The Grace of God

1. God has endowed us with wonderful corporal and spiritual gifts, creating us after His own image with powers of intellect and of will. More than this, He has raised us to the supernatural order by communicating to us His grace, which enables us to live His own life and to share in His divine nature as His adopted sons.

Grace is the greatest gift which God has given us. It enlightens our minds and moves our will to obey His commands and to perform actions which merit an everlasting reward. It is an entirely supernatural and gratuitous gift. For this reason we cannot merit it, but we should continually pray for it because it is absolutely necessary if we are to do good and to merit Heaven. Our first ancestor, Adam, was endowed with this gift by our Creator. Unfortunately, by original sin he lost it for himself and for his descendants.

We cannot complain to God about this loss, since grace is an entirely supernatural gift which is in no way due to our human nature. For the same reason we cannot merit it on our own. But God, being infinitely good as well as infinitely just, sent His only begotten Son to redeem us from sin and to grant us His friendship once more.

We should be very grateful to God for this extraordinary favour and should unite our efforts to the divine action of grace in the performance of good works which will enable us to merit everlasting life.

2. It is astonishing to consider how much St. Paul accomplished when he had been transformed by the grace of God. Formerly a persecutor of Christians, he became the Apostle of the Gentiles.

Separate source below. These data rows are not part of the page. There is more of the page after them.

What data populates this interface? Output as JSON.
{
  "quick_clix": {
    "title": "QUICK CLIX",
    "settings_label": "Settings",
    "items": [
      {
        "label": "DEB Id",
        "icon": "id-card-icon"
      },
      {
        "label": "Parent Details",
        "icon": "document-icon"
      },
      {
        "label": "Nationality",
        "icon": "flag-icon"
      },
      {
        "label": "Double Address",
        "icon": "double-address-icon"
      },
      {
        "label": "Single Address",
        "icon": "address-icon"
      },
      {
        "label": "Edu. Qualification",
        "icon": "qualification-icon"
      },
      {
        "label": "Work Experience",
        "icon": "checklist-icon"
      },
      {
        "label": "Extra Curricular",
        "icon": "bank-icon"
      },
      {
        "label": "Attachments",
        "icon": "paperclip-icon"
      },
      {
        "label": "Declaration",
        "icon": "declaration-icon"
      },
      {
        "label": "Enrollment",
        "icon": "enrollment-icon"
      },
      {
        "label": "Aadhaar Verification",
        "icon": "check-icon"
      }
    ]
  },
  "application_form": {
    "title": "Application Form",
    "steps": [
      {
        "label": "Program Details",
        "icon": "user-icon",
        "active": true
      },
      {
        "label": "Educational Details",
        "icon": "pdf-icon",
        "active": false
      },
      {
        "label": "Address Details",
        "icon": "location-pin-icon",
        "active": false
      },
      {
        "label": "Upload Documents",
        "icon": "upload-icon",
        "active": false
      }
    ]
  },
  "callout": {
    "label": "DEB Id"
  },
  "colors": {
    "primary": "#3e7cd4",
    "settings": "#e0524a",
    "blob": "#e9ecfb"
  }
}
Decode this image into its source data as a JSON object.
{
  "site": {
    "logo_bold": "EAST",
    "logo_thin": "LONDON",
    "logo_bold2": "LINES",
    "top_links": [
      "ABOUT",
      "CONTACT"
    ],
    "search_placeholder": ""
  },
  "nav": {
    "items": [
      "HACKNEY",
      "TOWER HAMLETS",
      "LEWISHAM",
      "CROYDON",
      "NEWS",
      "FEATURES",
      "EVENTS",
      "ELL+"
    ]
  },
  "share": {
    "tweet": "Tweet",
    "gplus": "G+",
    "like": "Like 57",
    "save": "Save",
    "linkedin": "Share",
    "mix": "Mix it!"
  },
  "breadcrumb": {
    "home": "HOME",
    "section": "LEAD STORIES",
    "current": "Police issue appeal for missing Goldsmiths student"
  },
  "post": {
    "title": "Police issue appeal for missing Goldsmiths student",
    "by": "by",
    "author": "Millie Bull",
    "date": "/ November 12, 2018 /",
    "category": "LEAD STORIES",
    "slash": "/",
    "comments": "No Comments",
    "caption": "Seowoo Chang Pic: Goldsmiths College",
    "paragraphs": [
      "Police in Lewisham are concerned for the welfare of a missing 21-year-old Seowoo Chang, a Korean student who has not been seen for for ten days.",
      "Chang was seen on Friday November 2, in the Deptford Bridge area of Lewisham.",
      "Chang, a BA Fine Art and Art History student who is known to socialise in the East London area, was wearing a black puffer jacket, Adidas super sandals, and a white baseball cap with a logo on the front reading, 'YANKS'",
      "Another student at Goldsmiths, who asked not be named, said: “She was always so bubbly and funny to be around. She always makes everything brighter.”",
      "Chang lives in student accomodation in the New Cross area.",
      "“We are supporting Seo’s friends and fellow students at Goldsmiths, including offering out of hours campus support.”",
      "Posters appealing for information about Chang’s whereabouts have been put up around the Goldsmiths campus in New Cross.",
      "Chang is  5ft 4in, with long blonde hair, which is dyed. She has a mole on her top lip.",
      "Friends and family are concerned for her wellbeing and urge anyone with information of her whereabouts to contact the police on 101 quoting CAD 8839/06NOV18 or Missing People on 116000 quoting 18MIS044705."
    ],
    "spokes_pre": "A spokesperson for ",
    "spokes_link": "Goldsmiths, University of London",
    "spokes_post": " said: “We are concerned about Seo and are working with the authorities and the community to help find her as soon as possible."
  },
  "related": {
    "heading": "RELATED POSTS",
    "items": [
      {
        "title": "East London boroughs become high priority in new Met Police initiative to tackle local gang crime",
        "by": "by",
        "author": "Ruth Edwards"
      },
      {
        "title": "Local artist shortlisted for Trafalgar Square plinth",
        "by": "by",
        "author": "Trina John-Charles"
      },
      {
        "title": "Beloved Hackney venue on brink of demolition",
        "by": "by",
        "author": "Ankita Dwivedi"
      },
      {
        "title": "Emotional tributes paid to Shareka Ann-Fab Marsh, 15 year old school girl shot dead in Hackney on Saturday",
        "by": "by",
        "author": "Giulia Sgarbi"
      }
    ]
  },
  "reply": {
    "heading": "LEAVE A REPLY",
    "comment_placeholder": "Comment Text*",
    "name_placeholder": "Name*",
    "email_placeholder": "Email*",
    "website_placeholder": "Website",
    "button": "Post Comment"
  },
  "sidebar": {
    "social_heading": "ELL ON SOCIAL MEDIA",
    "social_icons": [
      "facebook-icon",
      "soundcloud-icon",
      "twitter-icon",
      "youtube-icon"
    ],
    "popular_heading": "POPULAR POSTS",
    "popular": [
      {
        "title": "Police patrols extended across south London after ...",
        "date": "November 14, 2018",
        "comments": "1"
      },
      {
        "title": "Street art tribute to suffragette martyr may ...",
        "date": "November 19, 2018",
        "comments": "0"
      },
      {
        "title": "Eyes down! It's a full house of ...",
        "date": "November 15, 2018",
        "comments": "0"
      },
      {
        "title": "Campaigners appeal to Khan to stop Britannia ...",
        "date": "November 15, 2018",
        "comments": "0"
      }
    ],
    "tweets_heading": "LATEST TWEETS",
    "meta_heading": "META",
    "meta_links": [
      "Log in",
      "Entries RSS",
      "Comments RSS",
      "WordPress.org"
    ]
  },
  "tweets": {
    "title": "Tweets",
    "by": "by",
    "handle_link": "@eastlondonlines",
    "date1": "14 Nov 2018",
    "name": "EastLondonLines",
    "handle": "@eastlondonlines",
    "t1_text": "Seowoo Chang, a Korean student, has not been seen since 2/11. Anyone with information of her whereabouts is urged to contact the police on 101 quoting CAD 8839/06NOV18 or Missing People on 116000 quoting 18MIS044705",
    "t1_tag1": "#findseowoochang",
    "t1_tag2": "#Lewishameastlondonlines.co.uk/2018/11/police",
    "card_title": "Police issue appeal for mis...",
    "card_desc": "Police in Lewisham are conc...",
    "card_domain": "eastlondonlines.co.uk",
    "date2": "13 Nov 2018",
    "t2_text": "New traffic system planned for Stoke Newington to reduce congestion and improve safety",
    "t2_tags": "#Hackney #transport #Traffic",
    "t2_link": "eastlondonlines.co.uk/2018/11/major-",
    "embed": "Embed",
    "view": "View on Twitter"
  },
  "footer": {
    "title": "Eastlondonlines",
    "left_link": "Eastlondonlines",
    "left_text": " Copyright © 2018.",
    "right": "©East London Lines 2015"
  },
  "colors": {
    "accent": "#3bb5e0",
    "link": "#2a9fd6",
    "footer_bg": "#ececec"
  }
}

Enlightened by faith and inspired by charity, he travelled the globe spreading everywhere the religion of Jesus Christ.

He feared neither the anger of the hostile Jews nor the tribunals of the Roman judges, neither long and difficult journeys nor scourging, shipwreck and imprisonment. The love of Christ impels us, (2 Cor. 5:14) he said. It was the love of God which drove him on and on until he met his martyrdom. But what about ourselves? We also have received grace from God. Often we hear His voice appealing to us to abandon our sinful ways, to practise virtue, to love Him more ardently and to prove our love by deeds. If we co-operate, we shall be able to say with St. Paul:by the grace of God I am what I am, and his grace in me has not been fruitless, (1 Cor. 15:10) and I have labored . . . yet not I, but the grace of God with me. (Ibid.)

It is wise to recall, however, that Judas also received special graces from God. He did not correspond with them and was probably damned for eternity. If we fail to correspond with God's graces, the result will be tragic for ourselves.

3. Be not silent; Lord, be not far from me. (Ps. 34:22)

It is never really God Who is silent. He is forever appealing to us to lead good lives. He is never really far from us, but is always ready to bestow His gifts on us. Even when we have sinned, we hear His voice prompting us to thoughts of remorse. Even when we stray away from Him, He follows and asks us to return to Him. It is we who must ensure that the noise of the world will not prevent us from hearing His fatherly appeal, and that sinful temptations will not destroy His influence over us.

Let us continually implore His graces because we are always in need of them. Let us use them well so that they will enable us to gain everlasting life.